* [EXERCISE DETAILS]:
Every line of the entries that holds the word "government" is to be copied.

(Excerpts from an interface dataset)
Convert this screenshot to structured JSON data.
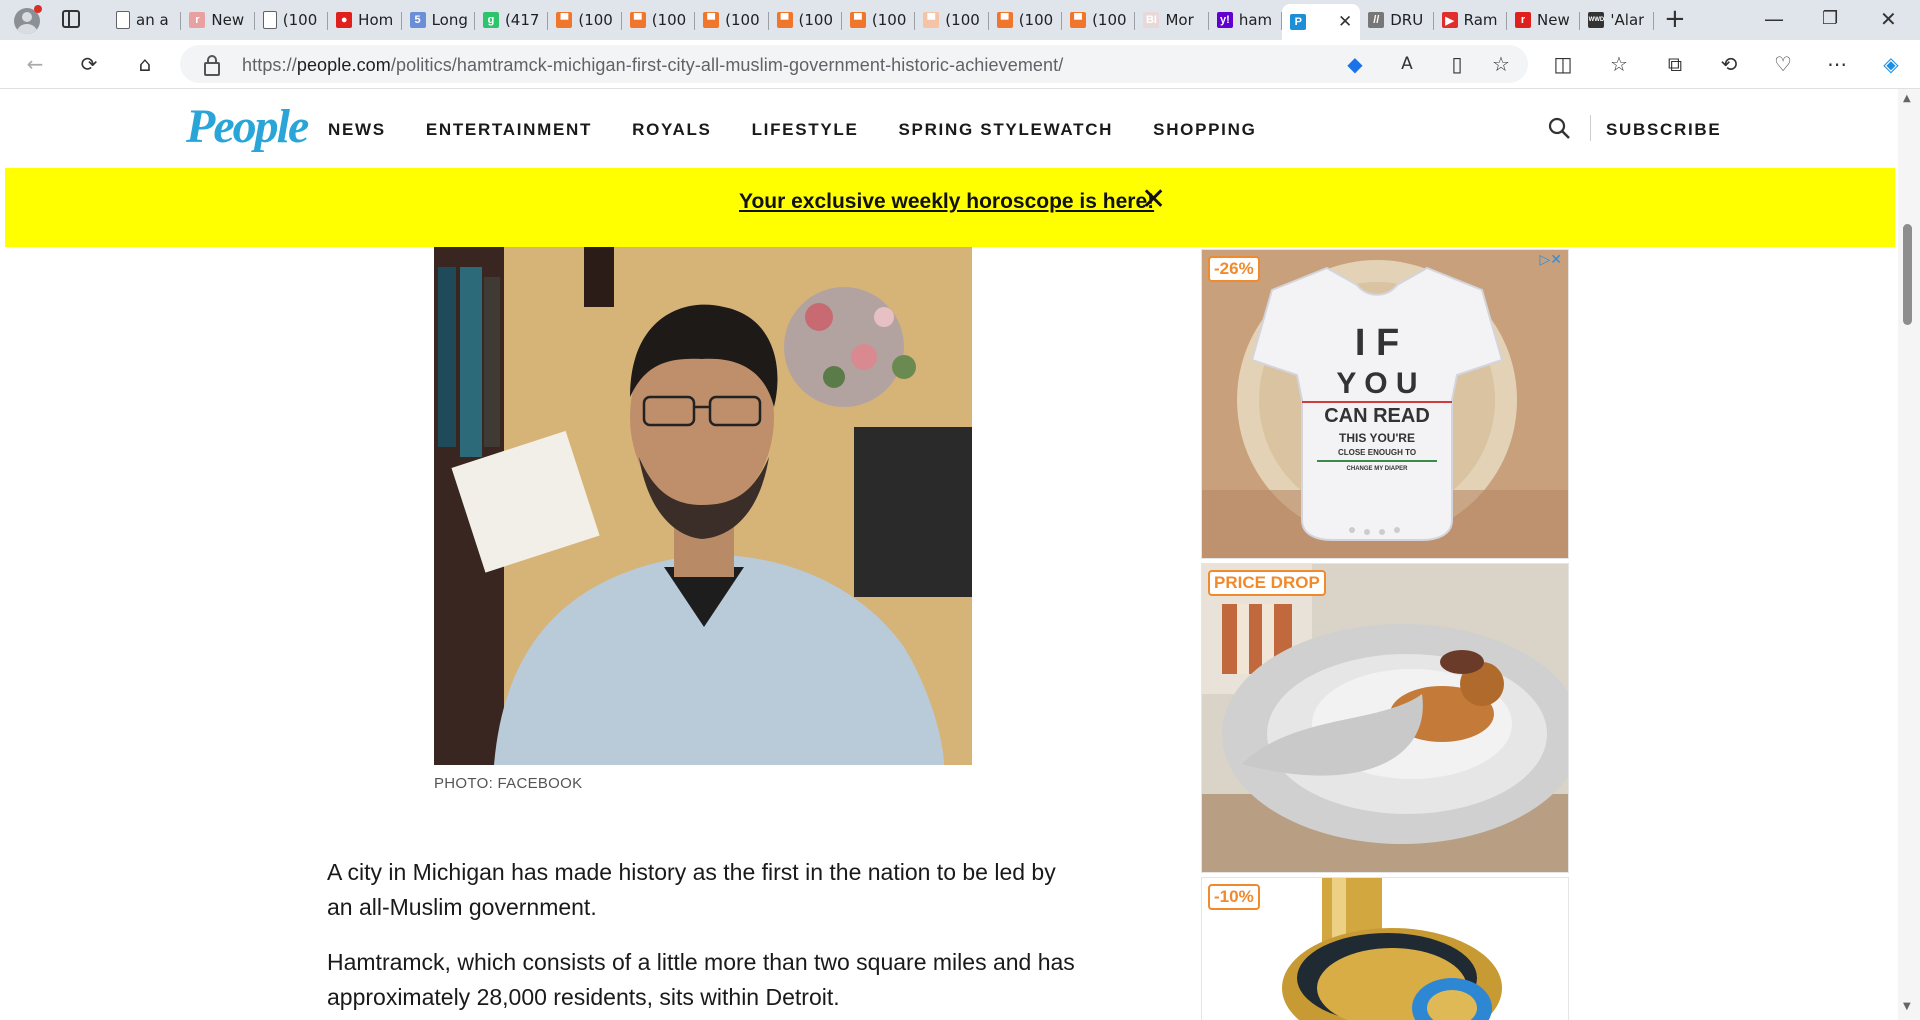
{
  "browser": {
    "tabs": [
      {
        "title": "an a",
        "icon": "page-icon",
        "color": "#e8eaed"
      },
      {
        "title": "New",
        "icon": "r-icon",
        "color": "#e8a0a0"
      },
      {
        "title": "(100",
        "icon": "page-icon",
        "color": "#e8eaed"
      },
      {
        "title": "Hom",
        "icon": "red-circle-icon",
        "color": "#e0201c"
      },
      {
        "title": "Long",
        "icon": "five-icon",
        "color": "#6a8fd6"
      },
      {
        "title": "(417",
        "icon": "g-icon",
        "color": "#2ec46d"
      },
      {
        "title": "(100",
        "icon": "bookmark-icon",
        "color": "#f0762c"
      },
      {
        "title": "(100",
        "icon": "bookmark-icon",
        "color": "#f0762c"
      },
      {
        "title": "(100",
        "icon": "bookmark-icon",
        "color": "#f0762c"
      },
      {
        "title": "(100",
        "icon": "bookmark-icon",
        "color": "#f0762c"
      },
      {
        "title": "(100",
        "icon": "bookmark-icon",
        "color": "#f0762c"
      },
      {
        "title": "(100",
        "icon": "bookmark-icon",
        "color": "#f5c4a6"
      },
      {
        "title": "(100",
        "icon": "bookmark-icon",
        "color": "#f0762c"
      },
      {
        "title": "(100",
        "icon": "bookmark-icon",
        "color": "#f0762c"
      },
      {
        "title": "Mor",
        "icon": "bi-icon",
        "color": "#e8d8d8"
      },
      {
        "title": "ham",
        "icon": "yahoo-icon",
        "color": "#6001d2"
      },
      {
        "title": "",
        "icon": "people-p-icon",
        "color": "#1c8fd6",
        "active": true
      },
      {
        "title": "DRU",
        "icon": "drudge-icon",
        "color": "#777777"
      },
      {
        "title": "Ram",
        "icon": "youtube-icon",
        "color": "#e02d2d"
      },
      {
        "title": "New",
        "icon": "r-icon",
        "color": "#e0201c"
      },
      {
        "title": "'Alar",
        "icon": "wwd-icon",
        "color": "#333333"
      }
    ],
    "url_host": "people.com",
    "url_prefix": "https://",
    "url_path": "/politics/hamtramck-michigan-first-city-all-muslim-government-historic-achievement/"
  },
  "site": {
    "logo": "People",
    "nav": [
      "NEWS",
      "ENTERTAINMENT",
      "ROYALS",
      "LIFESTYLE",
      "SPRING STYLEWATCH",
      "SHOPPING"
    ],
    "subscribe": "SUBSCRIBE",
    "brand_color": "#2aa5d8"
  },
  "banner": {
    "text": "Your exclusive weekly horoscope is here!",
    "close": "✕",
    "color": "#ffff00"
  },
  "article": {
    "caption": "PHOTO: FACEBOOK",
    "paragraphs": [
      "A city in Michigan has made history as the first in the nation to be led by an all-Muslim government.",
      "Hamtramck, which consists of a little more than two square miles and has approximately 28,000 residents, sits within Detroit."
    ]
  },
  "ads": [
    {
      "badge": "-26%",
      "shirt_lines": [
        "I F",
        "Y O U",
        "CAN READ",
        "THIS YOU'RE",
        "CLOSE ENOUGH TO",
        "CHANGE MY DIAPER"
      ]
    },
    {
      "badge": "PRICE DROP"
    },
    {
      "badge": "-10%"
    }
  ]
}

* [PROBLEM SOLUTION]:
    "url_path": "/politics/hamtramck-michigan-first-city-all-muslim-government-historic-achievement/"
      "A city in Michigan has made history as the first in the nation to be led by an all-Muslim government.",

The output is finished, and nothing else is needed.